anton goss artist

Embracing the Existing

Five ways Anton Goss, owner of Acme Five Lifestyle, reinvented a 1970s home for his boho Airbnb without tearing it apart.

Lisa Marie Hart Current Digital, Home & Design, Real Estate

anton goss artist

In the kitchen, the formerly shiny brown granite countertops are unrecognizable.

Anton Goss wears too many hats to count. Retail business owner of three (going on four) Acme Five Lifestyle locations, television production designer, abstract painter, property developer, restauranteur. We’ll stop there. Tierra del Sol in Yucca Valley is one of his two vacation rentals on Airbnb. The 2,800-square-foot home on 133 acres will soon be joined by an adjacent wedding venue he’s completing for up to 80 guests.

Goss is as resourceful as he is busy. He gave himself six weeks to refresh the five-bedroom property built in 1970 into an airy bohemian retreat. In prepping the spaces to catch eyes online, he upcycled the existing structure and its materials at every turn — an intentional exercise in maximizing his budget and minimizing waste.

“We sandblasted and grinded most surfaces throughout the home while repainting, adding wood accents, and decorating,” says Goss. “If you get a house with good bones, you don’t have to gut it.”

Goodbye, granite countertops and dark floors.

In the kitchen, the formerly shiny brown granite countertops are unrecognizable. “Everyone thinks you have to replace them. I’ve never seen this done, but I had my guy take a grinder to them and now everyone thinks they were hand-carved in Turkey.”

And, if it didn’t pan out? “Plan B is you rip them out and spend a fortune on poured concrete or butcher block, but try it first” because you have nothing to lose, Goss says. “Everyone is afraid to do it because it’s anti what everyone does.”

To revamp the brown shiny floor tile, his team took a floor grinder and grinded it down. Goss then did a whitewash over the porous top, mixing floor sealer with watered-down acrylic water-based paint in white with a drop of umber for tone.

Extending the dining room out 5 feet to reach the existing outdoor canopy structure was the only structural change he made, finished off by a cedar detail on the wall.

Paint the brick, sandblast the beams.

In the dark living room, where everything had been stained brown, the team sandblasted the trusses, beams, and floors before painting the brick white. Goss lightened the exterior with the same techniques.

“We didn’t make it perfect when we sandblasted. We purposefully left it uneven,” he says. “The trick is to look through the face value and see the beauty of the material underneath and what it could be. We get a lot of celebrities and high-end guests and they dig it because it’s a rustic fantasy, not modern like L.A.”
Open the cupboards, age the tile.

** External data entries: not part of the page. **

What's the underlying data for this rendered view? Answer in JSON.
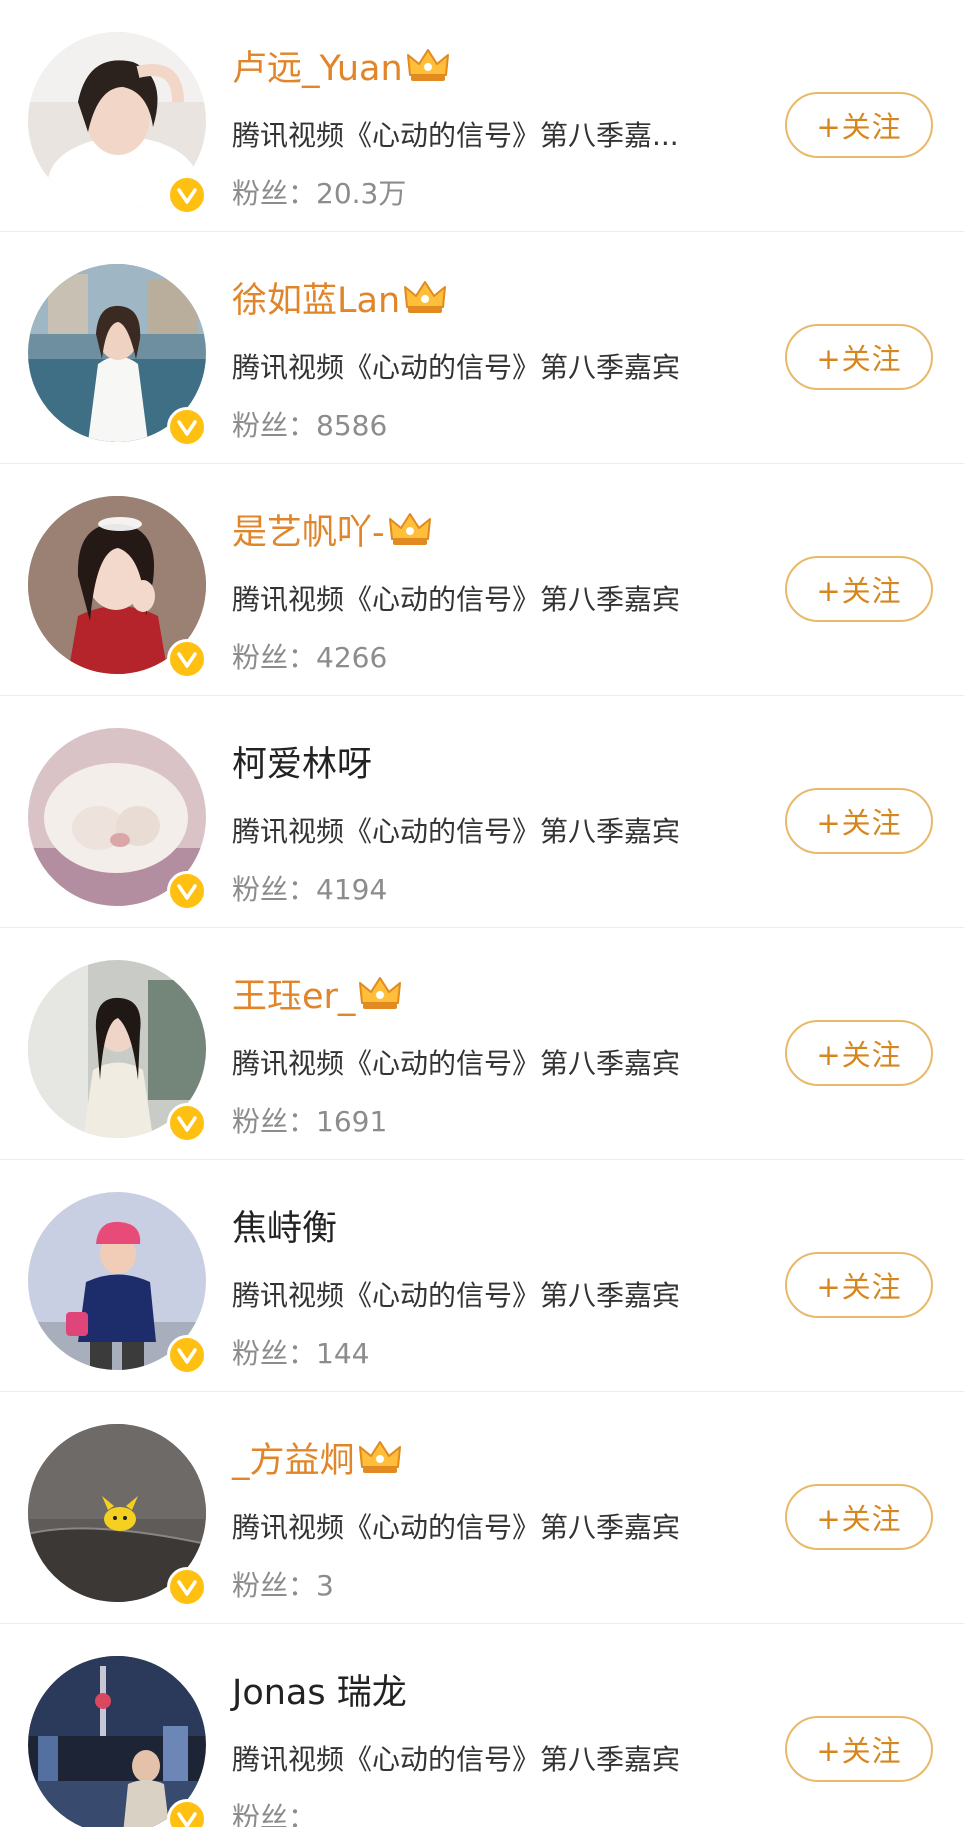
{
  "colors": {
    "vip_name": "#e0852a",
    "follow_text": "#d6861f",
    "follow_border": "#e8b96a",
    "verified_badge": "#ffc012"
  },
  "users": [
    {
      "name": "卢远_Yuan",
      "vip": true,
      "desc": "腾讯视频《心动的信号》第八季嘉...",
      "fans": "粉丝：20.3万",
      "follow": "+关注",
      "avatar_icon": "avatar-photo",
      "badge_icon": "verified-badge-icon"
    },
    {
      "name": "徐如蓝Lan",
      "vip": true,
      "desc": "腾讯视频《心动的信号》第八季嘉宾",
      "fans": "粉丝：8586",
      "follow": "+关注",
      "avatar_icon": "avatar-photo",
      "badge_icon": "verified-badge-icon"
    },
    {
      "name": "是艺帆吖-",
      "vip": true,
      "desc": "腾讯视频《心动的信号》第八季嘉宾",
      "fans": "粉丝：4266",
      "follow": "+关注",
      "avatar_icon": "avatar-photo",
      "badge_icon": "verified-badge-icon"
    },
    {
      "name": "柯爱林呀",
      "vip": false,
      "desc": "腾讯视频《心动的信号》第八季嘉宾",
      "fans": "粉丝：4194",
      "follow": "+关注",
      "avatar_icon": "avatar-photo",
      "badge_icon": "verified-badge-icon"
    },
    {
      "name": "王珏er_",
      "vip": true,
      "desc": "腾讯视频《心动的信号》第八季嘉宾",
      "fans": "粉丝：1691",
      "follow": "+关注",
      "avatar_icon": "avatar-photo",
      "badge_icon": "verified-badge-icon"
    },
    {
      "name": "焦峙衡",
      "vip": false,
      "desc": "腾讯视频《心动的信号》第八季嘉宾",
      "fans": "粉丝：144",
      "follow": "+关注",
      "avatar_icon": "avatar-photo",
      "badge_icon": "verified-badge-icon"
    },
    {
      "name": "_方益炯",
      "vip": true,
      "desc": "腾讯视频《心动的信号》第八季嘉宾",
      "fans": "粉丝：3",
      "follow": "+关注",
      "avatar_icon": "avatar-photo",
      "badge_icon": "verified-badge-icon"
    },
    {
      "name": "Jonas 瑞龙",
      "vip": false,
      "desc": "腾讯视频《心动的信号》第八季嘉宾",
      "fans": "粉丝：",
      "follow": "+关注",
      "avatar_icon": "avatar-photo",
      "badge_icon": "verified-badge-icon"
    }
  ]
}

Goss removed the glass doors of the builder-grade oak cabinets in the dining area (above right) and sandblasted the wood frames to create open shelving “straight out of Santa Fe.”

His team used a hand grinder on the shiny blue tile countertop and patterned backsplash “adding 200 or 300 years of history. Those centuries of wear and tear are what makes Europe so beautiful,” he says. “Now it reminds me an old Italian counter they’ve been making pasta on for generations.”
Blast the bedroom FLOORS AND CLOSET.

In this bedroom, he added instant patina by sandblasting the existing oak cabinets and their pulls. “Even though your first instinct is to replace everything, we didn’t need to buy new cabinet doors,” Goss says. “They look amazing after they’re sandblasted. So, for the most part, we opted to embrace the roughness of things.”  The tile floor went under the sandblaster before being brushed with whitewash.

Goss pulled up the carpet in this bedroom where the tile floor below received the same sandblasted treatment as the floors in other areas, minus the whitewash. “For me, the lines in the tile left from the grinding give it more character,” he says. “Almost like the smoothness that the ocean gives to sea glass or a river to pebbles. Some people polish rocks; this is unpolishing everything. It really works if you’ve got good material underneath.”
Repurpose wall shelving as a storage bench.

The home had a huge office that Goss divided into a bedroom and a TV room, filling the space between with cedar instead of drywall. He detached a wall storage unit to create a giant bench.

“It’s made out of nice oak,” Goss says. “When you grind it, sandblast it, and drop it on the ground, its not old-fashioned anymore.” After ripping up the carpet they found mismatched tile, which looks cohesive after meeting the floor-grinder.